During the summer break, I spent two weeks in Malaysia and Singapore. Going back home tends to make time lose meaning for me – no school drop offs, no rush hour – just long, lazy conversations, catching up on a whole year’s worth of family news and gossip, but each time I went onto Facebook or turned on the TV, I was inundated with news of the terrorist attacks in France.
Violence seemed to be spreading globally, not just in war zones, but also in unpredictable pockets such as cities – London, Paris, Sydney – once thought to be safe places, lending weight to the argument for stricter border controls. But it’s not just who you let into your city that changes its face; it is also how you relate to one another within the city.

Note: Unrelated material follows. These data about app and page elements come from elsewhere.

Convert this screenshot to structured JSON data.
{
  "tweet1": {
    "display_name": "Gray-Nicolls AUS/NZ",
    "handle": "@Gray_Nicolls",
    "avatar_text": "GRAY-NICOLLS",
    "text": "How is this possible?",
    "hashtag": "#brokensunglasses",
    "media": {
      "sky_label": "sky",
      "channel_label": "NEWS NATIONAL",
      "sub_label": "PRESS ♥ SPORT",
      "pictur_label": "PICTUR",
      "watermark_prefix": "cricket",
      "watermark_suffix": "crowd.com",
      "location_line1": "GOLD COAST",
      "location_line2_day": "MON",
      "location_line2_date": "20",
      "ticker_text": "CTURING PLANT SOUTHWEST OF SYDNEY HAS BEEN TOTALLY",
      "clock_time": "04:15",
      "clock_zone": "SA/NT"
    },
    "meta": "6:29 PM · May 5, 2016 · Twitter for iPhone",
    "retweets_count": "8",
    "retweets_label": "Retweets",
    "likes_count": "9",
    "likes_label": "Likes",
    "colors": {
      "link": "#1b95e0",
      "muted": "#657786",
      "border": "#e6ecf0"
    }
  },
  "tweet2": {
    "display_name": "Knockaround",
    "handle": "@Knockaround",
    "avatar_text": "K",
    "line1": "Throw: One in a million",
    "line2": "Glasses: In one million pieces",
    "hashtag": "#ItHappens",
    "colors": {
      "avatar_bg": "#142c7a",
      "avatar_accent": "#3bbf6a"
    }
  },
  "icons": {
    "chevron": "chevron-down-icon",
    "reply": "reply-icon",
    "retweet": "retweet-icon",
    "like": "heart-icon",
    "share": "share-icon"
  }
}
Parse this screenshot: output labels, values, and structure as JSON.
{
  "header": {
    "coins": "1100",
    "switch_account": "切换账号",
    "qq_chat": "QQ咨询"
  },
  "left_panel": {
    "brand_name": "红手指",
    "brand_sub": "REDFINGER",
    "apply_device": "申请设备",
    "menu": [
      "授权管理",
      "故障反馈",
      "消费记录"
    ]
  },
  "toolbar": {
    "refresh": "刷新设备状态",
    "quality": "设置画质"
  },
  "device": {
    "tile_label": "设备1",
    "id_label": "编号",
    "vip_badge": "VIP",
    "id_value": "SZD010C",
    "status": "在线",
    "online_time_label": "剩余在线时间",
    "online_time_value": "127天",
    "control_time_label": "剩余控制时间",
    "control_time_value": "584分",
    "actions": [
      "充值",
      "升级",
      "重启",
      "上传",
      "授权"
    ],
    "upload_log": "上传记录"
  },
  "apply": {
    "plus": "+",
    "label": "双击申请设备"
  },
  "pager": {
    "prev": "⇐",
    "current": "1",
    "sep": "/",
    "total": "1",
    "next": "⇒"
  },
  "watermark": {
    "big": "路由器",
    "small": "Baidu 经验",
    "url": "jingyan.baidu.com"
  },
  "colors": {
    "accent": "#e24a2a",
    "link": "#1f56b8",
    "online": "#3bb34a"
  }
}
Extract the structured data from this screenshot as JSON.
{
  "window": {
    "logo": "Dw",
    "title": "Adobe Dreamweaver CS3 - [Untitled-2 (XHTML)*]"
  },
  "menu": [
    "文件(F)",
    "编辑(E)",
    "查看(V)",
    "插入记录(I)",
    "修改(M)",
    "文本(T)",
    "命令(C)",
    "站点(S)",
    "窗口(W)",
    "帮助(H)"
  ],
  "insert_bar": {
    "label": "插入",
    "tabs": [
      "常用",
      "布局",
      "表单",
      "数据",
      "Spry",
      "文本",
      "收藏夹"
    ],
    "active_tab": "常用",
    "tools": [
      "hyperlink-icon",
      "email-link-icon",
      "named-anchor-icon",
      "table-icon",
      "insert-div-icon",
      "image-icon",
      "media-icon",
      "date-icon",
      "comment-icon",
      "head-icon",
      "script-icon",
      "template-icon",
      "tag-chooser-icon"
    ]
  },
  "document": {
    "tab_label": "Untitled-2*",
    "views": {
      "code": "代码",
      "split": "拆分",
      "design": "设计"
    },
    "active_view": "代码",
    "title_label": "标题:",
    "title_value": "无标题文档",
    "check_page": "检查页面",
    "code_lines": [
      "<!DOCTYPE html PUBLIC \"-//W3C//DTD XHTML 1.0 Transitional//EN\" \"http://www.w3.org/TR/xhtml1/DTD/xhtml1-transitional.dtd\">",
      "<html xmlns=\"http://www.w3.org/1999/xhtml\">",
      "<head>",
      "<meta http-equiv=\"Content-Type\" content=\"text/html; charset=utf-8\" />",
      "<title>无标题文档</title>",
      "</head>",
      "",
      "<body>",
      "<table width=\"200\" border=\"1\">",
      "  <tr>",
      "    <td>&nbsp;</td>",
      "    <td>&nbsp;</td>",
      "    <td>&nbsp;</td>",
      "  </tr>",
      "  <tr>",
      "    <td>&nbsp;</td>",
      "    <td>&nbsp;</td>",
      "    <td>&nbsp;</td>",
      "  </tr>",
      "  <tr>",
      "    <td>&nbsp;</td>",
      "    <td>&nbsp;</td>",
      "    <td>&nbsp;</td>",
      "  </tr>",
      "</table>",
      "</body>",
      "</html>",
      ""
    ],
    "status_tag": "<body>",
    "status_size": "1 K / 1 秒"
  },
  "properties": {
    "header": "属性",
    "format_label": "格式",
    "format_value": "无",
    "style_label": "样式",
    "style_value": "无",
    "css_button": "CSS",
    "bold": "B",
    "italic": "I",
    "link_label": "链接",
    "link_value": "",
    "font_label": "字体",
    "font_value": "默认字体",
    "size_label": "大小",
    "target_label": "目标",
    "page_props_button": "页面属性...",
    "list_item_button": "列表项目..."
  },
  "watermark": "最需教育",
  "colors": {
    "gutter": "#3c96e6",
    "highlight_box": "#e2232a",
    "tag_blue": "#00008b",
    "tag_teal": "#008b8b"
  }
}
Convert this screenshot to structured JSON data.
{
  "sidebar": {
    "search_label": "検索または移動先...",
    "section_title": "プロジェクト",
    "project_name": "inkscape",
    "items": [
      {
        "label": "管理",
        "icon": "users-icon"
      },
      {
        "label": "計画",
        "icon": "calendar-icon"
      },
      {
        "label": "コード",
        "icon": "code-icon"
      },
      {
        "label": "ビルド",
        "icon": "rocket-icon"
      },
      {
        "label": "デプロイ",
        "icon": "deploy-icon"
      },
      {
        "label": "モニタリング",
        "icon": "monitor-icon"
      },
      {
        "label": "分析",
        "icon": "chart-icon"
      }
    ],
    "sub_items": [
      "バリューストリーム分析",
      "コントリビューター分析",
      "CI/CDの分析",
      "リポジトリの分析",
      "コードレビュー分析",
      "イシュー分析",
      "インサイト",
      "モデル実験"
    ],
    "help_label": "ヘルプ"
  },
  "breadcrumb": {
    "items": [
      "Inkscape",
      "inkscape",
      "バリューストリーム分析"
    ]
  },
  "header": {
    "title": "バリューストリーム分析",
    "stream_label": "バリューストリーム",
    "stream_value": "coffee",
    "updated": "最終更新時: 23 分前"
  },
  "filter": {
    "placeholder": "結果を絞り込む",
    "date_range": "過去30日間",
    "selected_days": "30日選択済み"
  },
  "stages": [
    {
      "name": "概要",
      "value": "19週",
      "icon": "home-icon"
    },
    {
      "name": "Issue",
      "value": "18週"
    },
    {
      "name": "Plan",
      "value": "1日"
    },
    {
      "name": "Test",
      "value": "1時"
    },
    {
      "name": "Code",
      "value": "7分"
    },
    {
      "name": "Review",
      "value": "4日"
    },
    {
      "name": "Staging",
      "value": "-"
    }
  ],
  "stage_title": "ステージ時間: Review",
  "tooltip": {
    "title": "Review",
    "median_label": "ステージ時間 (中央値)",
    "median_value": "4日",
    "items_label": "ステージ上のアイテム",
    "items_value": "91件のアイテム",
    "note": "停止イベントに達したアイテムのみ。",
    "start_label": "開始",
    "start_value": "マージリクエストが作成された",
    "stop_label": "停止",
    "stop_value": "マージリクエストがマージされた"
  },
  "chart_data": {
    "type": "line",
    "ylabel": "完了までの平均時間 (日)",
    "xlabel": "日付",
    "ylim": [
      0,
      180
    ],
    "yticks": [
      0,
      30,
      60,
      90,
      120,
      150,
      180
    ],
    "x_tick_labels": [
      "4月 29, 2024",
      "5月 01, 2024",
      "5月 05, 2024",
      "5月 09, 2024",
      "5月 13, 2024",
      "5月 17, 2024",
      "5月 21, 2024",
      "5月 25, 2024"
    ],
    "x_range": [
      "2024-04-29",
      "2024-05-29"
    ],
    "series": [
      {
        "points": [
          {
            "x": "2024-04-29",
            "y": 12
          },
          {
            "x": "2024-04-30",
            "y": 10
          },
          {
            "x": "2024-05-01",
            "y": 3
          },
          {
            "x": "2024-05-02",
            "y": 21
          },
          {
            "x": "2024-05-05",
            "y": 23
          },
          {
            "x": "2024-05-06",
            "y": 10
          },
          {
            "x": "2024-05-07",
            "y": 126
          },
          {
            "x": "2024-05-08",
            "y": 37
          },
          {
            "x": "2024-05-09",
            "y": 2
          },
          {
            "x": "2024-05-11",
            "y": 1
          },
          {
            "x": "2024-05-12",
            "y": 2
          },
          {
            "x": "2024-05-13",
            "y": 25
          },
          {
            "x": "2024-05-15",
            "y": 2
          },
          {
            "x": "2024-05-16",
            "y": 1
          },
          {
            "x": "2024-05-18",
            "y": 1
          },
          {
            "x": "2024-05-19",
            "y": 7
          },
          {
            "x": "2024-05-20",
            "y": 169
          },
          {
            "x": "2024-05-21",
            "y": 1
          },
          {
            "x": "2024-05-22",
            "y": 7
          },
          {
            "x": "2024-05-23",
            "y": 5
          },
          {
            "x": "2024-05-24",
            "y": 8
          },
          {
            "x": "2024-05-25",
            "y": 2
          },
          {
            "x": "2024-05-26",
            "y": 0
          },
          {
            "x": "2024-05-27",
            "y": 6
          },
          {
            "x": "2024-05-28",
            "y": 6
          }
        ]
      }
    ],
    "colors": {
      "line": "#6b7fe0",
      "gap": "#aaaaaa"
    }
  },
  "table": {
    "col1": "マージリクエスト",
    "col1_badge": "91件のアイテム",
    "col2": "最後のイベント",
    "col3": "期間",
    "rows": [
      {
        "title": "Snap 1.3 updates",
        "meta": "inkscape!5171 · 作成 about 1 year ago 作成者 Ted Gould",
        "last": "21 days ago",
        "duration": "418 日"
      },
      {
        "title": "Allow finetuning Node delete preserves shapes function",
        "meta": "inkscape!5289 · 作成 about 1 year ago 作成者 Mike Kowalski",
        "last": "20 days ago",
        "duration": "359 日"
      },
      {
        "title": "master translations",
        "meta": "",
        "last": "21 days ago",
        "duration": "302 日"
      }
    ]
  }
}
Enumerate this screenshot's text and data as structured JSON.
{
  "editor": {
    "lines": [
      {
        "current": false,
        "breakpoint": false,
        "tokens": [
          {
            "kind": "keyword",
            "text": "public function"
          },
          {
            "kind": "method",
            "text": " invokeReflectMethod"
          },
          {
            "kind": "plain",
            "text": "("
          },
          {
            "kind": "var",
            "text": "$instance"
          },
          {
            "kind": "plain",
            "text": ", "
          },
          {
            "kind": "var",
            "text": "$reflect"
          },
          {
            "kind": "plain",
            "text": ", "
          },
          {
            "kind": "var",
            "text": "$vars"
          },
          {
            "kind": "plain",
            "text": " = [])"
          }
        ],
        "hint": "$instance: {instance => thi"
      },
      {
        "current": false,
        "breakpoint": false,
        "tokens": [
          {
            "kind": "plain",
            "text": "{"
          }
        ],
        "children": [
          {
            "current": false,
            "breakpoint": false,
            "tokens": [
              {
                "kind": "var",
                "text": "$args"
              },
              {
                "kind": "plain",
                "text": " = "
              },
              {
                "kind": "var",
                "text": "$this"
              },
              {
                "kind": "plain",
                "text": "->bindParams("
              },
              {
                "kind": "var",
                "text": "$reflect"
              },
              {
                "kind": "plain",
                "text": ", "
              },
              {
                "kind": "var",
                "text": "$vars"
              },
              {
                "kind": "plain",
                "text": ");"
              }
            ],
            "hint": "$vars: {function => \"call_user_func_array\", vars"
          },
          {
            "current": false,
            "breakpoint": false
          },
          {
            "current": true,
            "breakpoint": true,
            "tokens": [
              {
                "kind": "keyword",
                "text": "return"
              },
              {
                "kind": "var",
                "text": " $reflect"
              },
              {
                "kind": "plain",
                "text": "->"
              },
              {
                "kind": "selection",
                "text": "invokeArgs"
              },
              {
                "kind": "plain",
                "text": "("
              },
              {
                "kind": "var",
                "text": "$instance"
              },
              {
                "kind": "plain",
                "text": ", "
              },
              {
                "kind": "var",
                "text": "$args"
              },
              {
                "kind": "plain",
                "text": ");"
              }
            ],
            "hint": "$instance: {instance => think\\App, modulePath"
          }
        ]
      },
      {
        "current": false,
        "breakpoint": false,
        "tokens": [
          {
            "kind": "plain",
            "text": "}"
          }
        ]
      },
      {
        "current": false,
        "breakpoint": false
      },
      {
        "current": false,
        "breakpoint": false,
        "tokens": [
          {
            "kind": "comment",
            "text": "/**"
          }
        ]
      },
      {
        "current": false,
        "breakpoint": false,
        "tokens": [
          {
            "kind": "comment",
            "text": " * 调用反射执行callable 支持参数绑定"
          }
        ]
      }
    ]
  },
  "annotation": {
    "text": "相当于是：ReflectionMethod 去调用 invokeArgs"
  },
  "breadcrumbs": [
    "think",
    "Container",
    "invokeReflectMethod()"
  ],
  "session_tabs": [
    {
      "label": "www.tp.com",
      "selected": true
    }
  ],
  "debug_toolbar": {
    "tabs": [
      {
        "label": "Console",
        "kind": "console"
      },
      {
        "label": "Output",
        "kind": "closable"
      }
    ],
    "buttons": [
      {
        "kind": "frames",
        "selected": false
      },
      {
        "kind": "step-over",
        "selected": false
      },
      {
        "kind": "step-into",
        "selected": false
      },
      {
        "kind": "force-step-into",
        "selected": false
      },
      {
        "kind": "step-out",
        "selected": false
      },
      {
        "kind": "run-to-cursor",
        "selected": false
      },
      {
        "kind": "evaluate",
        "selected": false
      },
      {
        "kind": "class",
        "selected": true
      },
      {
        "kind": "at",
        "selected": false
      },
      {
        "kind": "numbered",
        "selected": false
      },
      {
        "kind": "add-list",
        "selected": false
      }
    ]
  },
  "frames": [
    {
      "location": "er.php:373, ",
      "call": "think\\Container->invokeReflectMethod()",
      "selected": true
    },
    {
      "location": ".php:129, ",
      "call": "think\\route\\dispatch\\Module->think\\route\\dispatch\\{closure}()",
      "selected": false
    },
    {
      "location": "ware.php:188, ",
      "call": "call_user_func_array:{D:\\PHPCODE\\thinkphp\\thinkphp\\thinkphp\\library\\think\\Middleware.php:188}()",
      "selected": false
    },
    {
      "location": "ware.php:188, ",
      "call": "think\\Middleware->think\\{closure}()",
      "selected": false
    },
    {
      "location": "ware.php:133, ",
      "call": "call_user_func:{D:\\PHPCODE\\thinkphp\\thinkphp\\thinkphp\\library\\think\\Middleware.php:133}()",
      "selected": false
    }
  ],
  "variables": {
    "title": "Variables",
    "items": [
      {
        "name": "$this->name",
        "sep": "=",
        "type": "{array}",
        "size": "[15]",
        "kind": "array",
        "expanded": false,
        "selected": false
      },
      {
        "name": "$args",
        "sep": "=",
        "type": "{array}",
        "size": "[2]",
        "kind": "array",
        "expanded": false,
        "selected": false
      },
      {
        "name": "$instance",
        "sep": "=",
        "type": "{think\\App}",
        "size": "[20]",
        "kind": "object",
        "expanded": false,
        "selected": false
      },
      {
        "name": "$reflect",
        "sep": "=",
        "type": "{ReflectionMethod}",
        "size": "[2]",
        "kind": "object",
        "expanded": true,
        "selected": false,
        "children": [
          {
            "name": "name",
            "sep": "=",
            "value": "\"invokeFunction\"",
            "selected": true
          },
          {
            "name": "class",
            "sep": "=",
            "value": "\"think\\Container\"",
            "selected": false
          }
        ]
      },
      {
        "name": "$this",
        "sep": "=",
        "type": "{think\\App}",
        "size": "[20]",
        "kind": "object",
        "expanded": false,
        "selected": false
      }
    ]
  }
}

This belief, coupled with my fascination with the stories of people who have fled wars, endured arduous journeys and rebuilt their lives, has led me to write a manuscript titled Island of Refuge. It is a collection stories of those who have found a place of refuge in Australia since the Vietnam War and I’ll be posting updates on the project here.